(App and web page records)
• • • •

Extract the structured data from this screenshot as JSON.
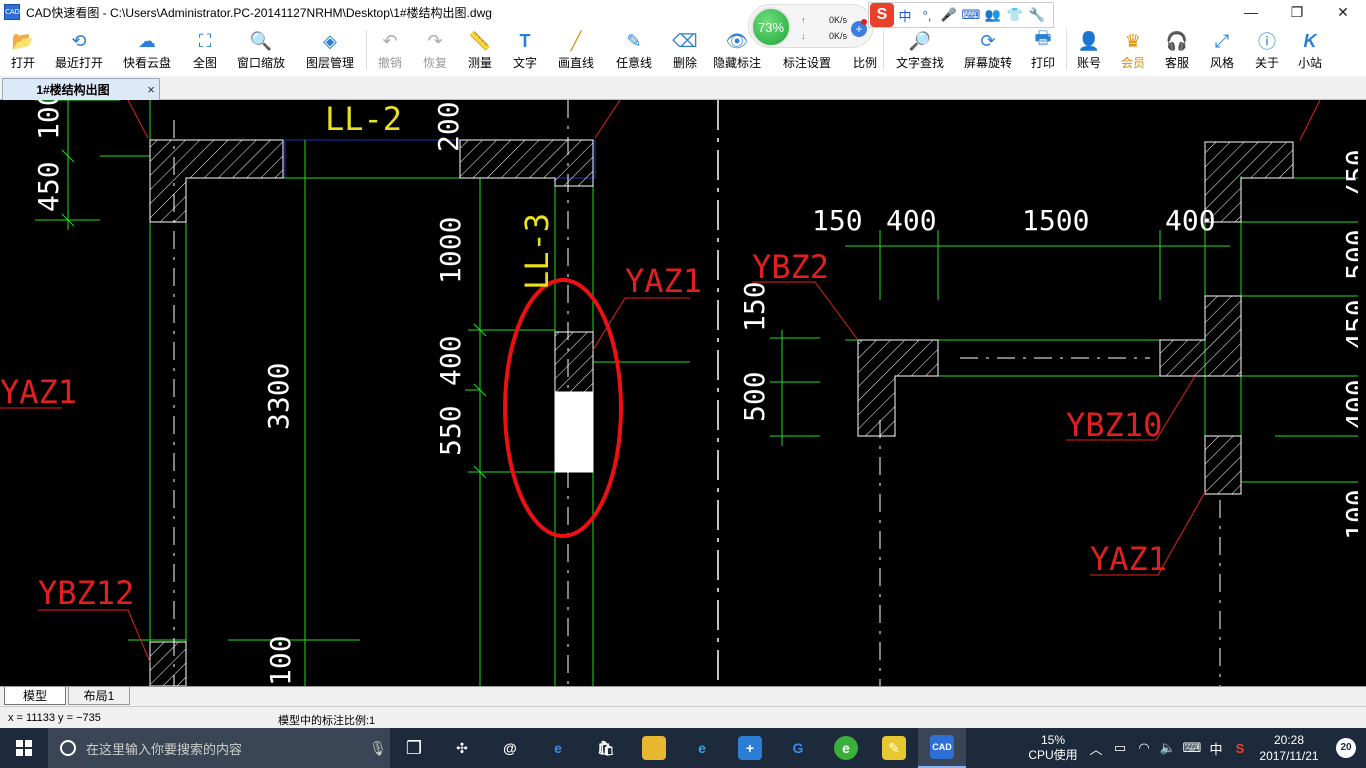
{
  "window": {
    "app_icon_text": "CAD",
    "title": "CAD快速看图 - C:\\Users\\Administrator.PC-20141127NRHM\\Desktop\\1#楼结构出图.dwg",
    "minimize": "—",
    "maximize": "❐",
    "close": "✕"
  },
  "net_widget": {
    "percent": "73%",
    "upload": "0K/s",
    "download": "0K/s",
    "up_arrow": "↑",
    "down_arrow": "↓",
    "plus": "+"
  },
  "ime": {
    "logo": "S",
    "items": [
      "中",
      "°,",
      "🎤",
      "⌨",
      "👥",
      "👕",
      "🔧"
    ]
  },
  "toolbar": {
    "open": "打开",
    "recent": "最近打开",
    "cloud": "快看云盘",
    "fit": "全图",
    "window_zoom": "窗口缩放",
    "layers": "图层管理",
    "undo": "撤销",
    "redo": "恢复",
    "measure": "测量",
    "text": "文字",
    "line": "画直线",
    "freeline": "任意线",
    "delete": "删除",
    "hide_annot": "隐藏标注",
    "annot_settings": "标注设置",
    "scale": "比例",
    "text_search": "文字查找",
    "rotate": "屏幕旋转",
    "print": "打印",
    "account": "账号",
    "vip": "会员",
    "service": "客服",
    "style": "风格",
    "about": "关于",
    "site": "小站"
  },
  "doc_tab": {
    "label": "1#楼结构出图",
    "close": "×"
  },
  "layout_tabs": {
    "model": "模型",
    "layout1": "布局1"
  },
  "status": {
    "coords": "x = 11133  y = −735",
    "scale_text": "模型中的标注比例:1"
  },
  "taskbar": {
    "search_placeholder": "在这里输入你要搜索的内容",
    "cpu_percent": "15%",
    "cpu_label": "CPU使用",
    "ime_lang": "中",
    "time": "20:28",
    "date": "2017/11/21",
    "notifications": "20"
  },
  "drawing": {
    "labels": {
      "ll2": "LL-2",
      "ll3": "LL-3",
      "yaz1_a": "YAZ1",
      "yaz1_b": "YAZ1",
      "yaz1_c": "YAZ1",
      "ybz2": "YBZ2",
      "ybz10": "YBZ10",
      "ybz12": "YBZ12"
    },
    "dims": {
      "d100_top": "100",
      "d450": "450",
      "d200": "200",
      "d1000": "1000",
      "d3300": "3300",
      "d400_left": "400",
      "d550": "550",
      "d100_bottom": "100",
      "d150_top": "150",
      "d400_top1": "400",
      "d1500": "1500",
      "d400_top2": "400",
      "d150_left": "150",
      "d500": "500",
      "r500": "500",
      "r450": "450",
      "r400": "400",
      "r100": "100",
      "r50": "/50"
    }
  }
}
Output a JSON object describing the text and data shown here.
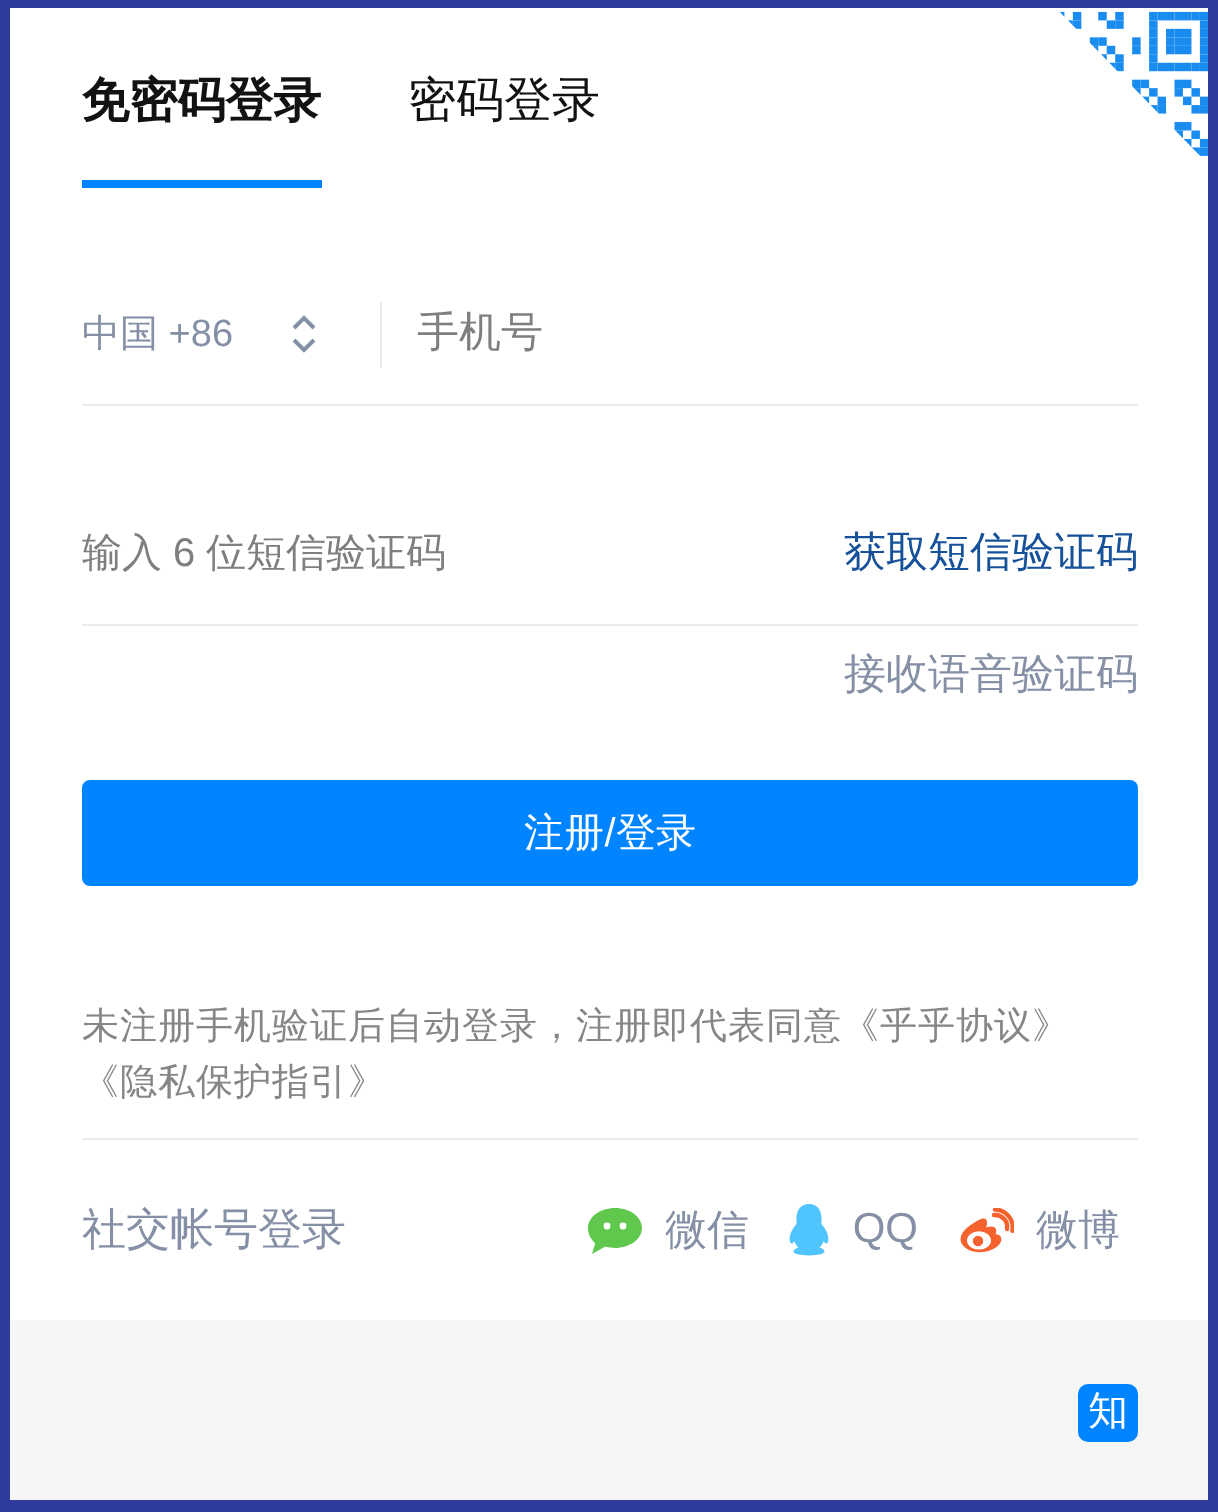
{
  "tabs": [
    {
      "label": "免密码登录",
      "selected": true
    },
    {
      "label": "密码登录",
      "selected": false
    }
  ],
  "phone": {
    "country_code": "中国 +86",
    "placeholder": "手机号"
  },
  "sms_code": {
    "placeholder": "输入 6 位短信验证码",
    "action": "获取短信验证码"
  },
  "voice_code_link": "接收语音验证码",
  "submit_button": "注册/登录",
  "terms": {
    "text": "未注册手机验证后自动登录，注册即代表同意",
    "links": [
      "《乎乎协议》",
      "《隐私保护指引》"
    ]
  },
  "social_login": {
    "label": "社交帐号登录",
    "providers": [
      {
        "kind": "wechat",
        "label": "微信"
      },
      {
        "kind": "qq",
        "label": "QQ"
      },
      {
        "kind": "weibo",
        "label": "微博"
      }
    ]
  },
  "footer": {
    "logo": "知"
  }
}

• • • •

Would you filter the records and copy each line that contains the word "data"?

**OUTPUT BELOW:**
Extract the structured data from this screenshot as JSON.
Output a JSON object describing the text and data shown here.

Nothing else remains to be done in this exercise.